Instead, Disney plans to offer the surplus content from the collective rights portfolios of ESPN and BamTech. The new service, Disney said, will air roughly 10,000 events a year, from Major League Baseball, the National Hockey League, Major League Soccer, Grand Slam tennis and college sports. It’s a supplement to ESPN’s cable channels, not a replacement. Sports viewers who want Monday Night Football, the NBA playoffs, and the College Football National Championship will still need to subscribe to a multichannel pay-TV package.
“All the content they have is stuck in the legacy cable business,” said Rich Greenfield, an analyst at BTIG LLC known for his negative views on Disney.
Disney has good reason to protect ESPN’s place in the cable bundle. Carriers pay an average of $7.21 per subscriber each month for the namesake channel, far and away the highest rate in the industry, according to S&P Global Inc.’s Kagan research. These fees are the lifeblood of the TV business these days. Last year, Disney’s fee revenue totaled $12.3 billion, more than its advertising and program syndication sales combined.
While the number of subscribers has fallen in recent years, from a peak of more than 100 million in 2011 to 87 million currently, according to Nielsen, the primary channel alone still generates roughly $7.5 billion in annual revenue through these fees.
ESPN’s contracts with pay-TV providers prevent it from selling much of the network’s programming directly to consumers without some kind of penalty, Iger said.
The new ESPN streaming service, by Iger’s reckoning, offers an escape hatch as the traditional pay-TV bundle loses viewers to online upstarts. This week, Disney reported a rare drop in quarterly sales and profit, the result of falling ad revenue at ESPN and a tough quarter for movies. On Wednesday, its shares dropped 3.9 percent, their biggest one-day decline since May 2016.
“It does give us optionality in the future,” Iger said. “If we see changes in the distribution model, if we see either greater erosion or bigger opportunity to migrate the linear networks to a more direct-to-consumer proposition, we certainly have the technology to do it, and it can be done under relatively seamless circumstances.”
This flexibility also offers Disney possible leverage in future negotiations with cable companies.
As Disney starts contract talks, beginning with Altice USA Inc. later this year, there are number of things it will be looking at. One is the price that distributors pay Disney for the channels. The other is the freedom distributors such as Comcast Corp. and AT&T have to offer customers TV packages that don’t include costly Disney channels such as ESPN. Reducing the availability of those sports-free bundles will be a priority for Disney.
CBS Corp. executives have said that their $6-a-month online service will give them leverage to gain more favorable terms from the company’s traditional TV distributors.

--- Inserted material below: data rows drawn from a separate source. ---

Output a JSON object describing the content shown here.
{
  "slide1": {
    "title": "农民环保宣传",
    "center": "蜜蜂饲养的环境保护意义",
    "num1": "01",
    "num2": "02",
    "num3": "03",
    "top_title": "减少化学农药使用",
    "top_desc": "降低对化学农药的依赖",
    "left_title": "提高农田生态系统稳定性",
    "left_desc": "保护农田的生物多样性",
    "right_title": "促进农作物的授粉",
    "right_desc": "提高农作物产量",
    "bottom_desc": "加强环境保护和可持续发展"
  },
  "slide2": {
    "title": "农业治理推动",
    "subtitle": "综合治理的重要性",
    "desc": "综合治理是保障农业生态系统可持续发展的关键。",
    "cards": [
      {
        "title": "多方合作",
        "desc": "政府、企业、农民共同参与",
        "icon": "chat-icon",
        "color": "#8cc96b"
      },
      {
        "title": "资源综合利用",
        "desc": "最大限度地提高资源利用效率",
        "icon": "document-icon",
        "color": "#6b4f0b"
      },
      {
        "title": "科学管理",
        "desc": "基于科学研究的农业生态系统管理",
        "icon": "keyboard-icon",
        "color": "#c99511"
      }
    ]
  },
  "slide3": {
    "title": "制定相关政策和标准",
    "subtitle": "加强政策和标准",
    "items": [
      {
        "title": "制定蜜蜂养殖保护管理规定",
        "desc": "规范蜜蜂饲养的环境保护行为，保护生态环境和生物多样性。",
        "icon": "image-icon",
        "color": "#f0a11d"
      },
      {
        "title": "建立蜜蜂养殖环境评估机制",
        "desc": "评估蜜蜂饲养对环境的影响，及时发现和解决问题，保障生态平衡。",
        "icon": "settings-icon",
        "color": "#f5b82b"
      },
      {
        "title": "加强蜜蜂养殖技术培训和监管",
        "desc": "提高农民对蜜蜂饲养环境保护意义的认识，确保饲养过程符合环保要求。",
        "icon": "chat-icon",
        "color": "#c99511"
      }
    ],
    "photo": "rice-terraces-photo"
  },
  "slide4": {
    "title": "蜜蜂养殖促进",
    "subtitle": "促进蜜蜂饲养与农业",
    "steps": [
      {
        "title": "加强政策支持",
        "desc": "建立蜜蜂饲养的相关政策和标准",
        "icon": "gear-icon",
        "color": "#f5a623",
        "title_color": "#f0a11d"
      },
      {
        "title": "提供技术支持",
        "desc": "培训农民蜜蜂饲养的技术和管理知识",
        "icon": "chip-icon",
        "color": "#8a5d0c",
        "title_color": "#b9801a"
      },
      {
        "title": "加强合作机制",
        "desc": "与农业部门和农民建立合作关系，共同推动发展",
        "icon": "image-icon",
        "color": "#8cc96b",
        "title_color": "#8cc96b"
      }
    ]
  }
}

With his new online subscription services, Iger can potentially poach millions of customers from traditional TV. The company has said it will work with distributors like AT&T’s DirecTV to help sell the new services, just as Time Warner Inc. works with Comcast to market its HBO Now online service to consumers who don’t have a full pay-TV subscription.
“But it’s a very slippery slope from there to a true, full-blown network substitute,” Todd Juenger, an analyst with Sanford C. Bernstein & Co. in New York, wrote in a research note on Wednesday. “Disney could pull that switch any time.”
The Comcasts of the world now face a tough decision, Juenger said:
“View this as an upsell partnership?” he wrote. “But watch your backs when Disney reaches the inevitable pivot point and decides to go around you.”
— With assistance by Gerry Smith, and Lucas Shaw